John Wayne had an image to uphold and wasn't going to let this affect that. While a nifty bit of stunt casting, I don't think he would've been right to play that part. His star power would throw the balance off from the film's lead, Cleavon Little (or Richard Pryor, who the role was written for). I'm glad he passed.

Gig gets the gig

Mel Brooks wanted someone older in this role, which makes sense if you look at the character on paper. The Waco Kid is a washed-up alcoholic who used to be the fastest hand in the West. This is a guy past his prime, and having an older actor fits that bill. His next choice was Dan Dailey, a former musical comedy star, who also passed because it was too dirty. Ultimately, the person cast in the role was Gig Young, the character actor who had won the Academy Award for "They Shoot Horses, Don't They?" a few years earlier. He was pushing 60 years old when he got cast. Young was also an alcoholic.

His first day of shooting was the Waco Kid's introduction, where he is hanging upside down in a jail cell. In the audio commentary for "Blazing Saddles," Brooks tells the story as to why Gig Young is not in the picture:

"We drape Gig Young's legs over the bed and hung him upside down, and he started to talk, and then he started shaking.

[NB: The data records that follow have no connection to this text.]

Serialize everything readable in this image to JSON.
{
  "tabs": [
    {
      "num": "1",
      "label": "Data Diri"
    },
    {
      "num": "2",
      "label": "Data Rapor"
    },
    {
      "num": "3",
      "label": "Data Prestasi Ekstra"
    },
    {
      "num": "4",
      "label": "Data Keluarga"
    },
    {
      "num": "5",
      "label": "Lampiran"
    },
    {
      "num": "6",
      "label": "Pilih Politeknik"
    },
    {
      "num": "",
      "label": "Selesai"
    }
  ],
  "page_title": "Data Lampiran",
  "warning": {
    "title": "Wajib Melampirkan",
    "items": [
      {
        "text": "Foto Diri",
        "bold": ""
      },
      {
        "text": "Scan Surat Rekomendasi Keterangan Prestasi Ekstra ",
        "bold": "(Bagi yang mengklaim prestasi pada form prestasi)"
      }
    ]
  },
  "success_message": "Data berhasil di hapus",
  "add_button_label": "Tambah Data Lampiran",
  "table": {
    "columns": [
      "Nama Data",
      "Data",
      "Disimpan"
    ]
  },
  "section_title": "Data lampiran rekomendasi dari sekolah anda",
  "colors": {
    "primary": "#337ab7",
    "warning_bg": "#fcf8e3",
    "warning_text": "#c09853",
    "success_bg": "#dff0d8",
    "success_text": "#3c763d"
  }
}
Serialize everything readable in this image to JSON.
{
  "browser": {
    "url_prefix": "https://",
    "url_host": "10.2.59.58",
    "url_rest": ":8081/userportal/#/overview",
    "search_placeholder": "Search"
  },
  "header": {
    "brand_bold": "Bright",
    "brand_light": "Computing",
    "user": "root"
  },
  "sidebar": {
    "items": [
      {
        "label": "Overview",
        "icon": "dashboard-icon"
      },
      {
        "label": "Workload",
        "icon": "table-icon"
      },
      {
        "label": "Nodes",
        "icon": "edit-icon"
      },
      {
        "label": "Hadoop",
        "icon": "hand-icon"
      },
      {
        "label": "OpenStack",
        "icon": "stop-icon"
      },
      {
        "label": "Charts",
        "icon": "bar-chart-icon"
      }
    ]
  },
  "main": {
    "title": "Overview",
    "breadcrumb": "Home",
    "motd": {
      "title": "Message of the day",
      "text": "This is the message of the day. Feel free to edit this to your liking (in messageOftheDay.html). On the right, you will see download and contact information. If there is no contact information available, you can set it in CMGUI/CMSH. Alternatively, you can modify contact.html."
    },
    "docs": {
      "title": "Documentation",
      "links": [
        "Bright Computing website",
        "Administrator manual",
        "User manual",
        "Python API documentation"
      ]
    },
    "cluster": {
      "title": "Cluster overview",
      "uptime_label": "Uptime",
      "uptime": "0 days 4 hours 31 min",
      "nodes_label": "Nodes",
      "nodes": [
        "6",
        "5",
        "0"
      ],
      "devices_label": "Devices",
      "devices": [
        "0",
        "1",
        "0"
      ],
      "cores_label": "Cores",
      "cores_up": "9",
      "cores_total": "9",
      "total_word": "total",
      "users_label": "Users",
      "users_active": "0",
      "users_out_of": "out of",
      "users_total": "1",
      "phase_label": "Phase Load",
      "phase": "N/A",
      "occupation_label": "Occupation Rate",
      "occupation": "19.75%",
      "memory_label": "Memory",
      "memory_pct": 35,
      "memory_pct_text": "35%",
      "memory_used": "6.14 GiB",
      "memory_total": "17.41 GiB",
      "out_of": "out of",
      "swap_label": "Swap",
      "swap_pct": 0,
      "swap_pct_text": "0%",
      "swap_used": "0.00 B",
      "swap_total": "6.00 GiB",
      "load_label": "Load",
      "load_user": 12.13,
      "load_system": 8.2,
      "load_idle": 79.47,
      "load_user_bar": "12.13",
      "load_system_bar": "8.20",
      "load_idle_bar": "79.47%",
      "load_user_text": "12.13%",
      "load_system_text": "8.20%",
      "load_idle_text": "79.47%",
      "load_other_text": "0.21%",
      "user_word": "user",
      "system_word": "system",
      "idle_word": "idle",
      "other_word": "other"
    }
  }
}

I said, 'Boy, this guy's giving me a lot. He is giving me plenty. He's giving me the old, alchy shake, you know. Great.' And then it got serious because the shaking never stopped, and green stuff started spewing out of his mouth and nose. And he started screaming, and I said, 'That's the last time I'll ever really cast anybody who is that person.' You know, if you want an alcoholic, don't cast an alcoholic. Cast somebody, maybe an actor, who can play an alcoholic."

So, an ambulance came and took Gig Young away, and Mel Brooks had no Waco Kid. So, he called up his buddy Gene.

Landed on the perfect choice

Mel Brooks and Gene Wilder had been in the early stages of writing "Young Frankenstein" when Wilder got the call about "Blazing Saddles." Being a good friend and a mensch, he agreed to help out and come do the movie. Gig Young began his brief stint of shooting on a Friday morning, and Gene Wilder started shooting the following Monday. The rest is history.

While the impulse to have an older white guy paired with a young Black man makes sense in the riff of the Western, I think having the two be contemporaries that we can truly buy as friends is the secret sauce of "Blazing Saddles." When those two ride off into the sunset together at the end of the movie, we can imagine a whole host of adventures between the two of them for many years to come. Cleavon Little and Gene Wilder also both come from the New York theatre scene of the 1960s, and even if they never worked together before, you can feel the same spirit within them. They act as two halves of the same whole, not old school meeting new school.

Mel Brooks may not have gotten his first choices for these two characters, but he landed with the right ones. Now, you cannot imagine anyone else playing Sheriff Bart and the Waco Kid beside Cleavon Little and Gene Wilder. "Blazing Saddles" with Richard Pryor and John Wayne wouldn't have the heart that makes you come back to the movie over and over again.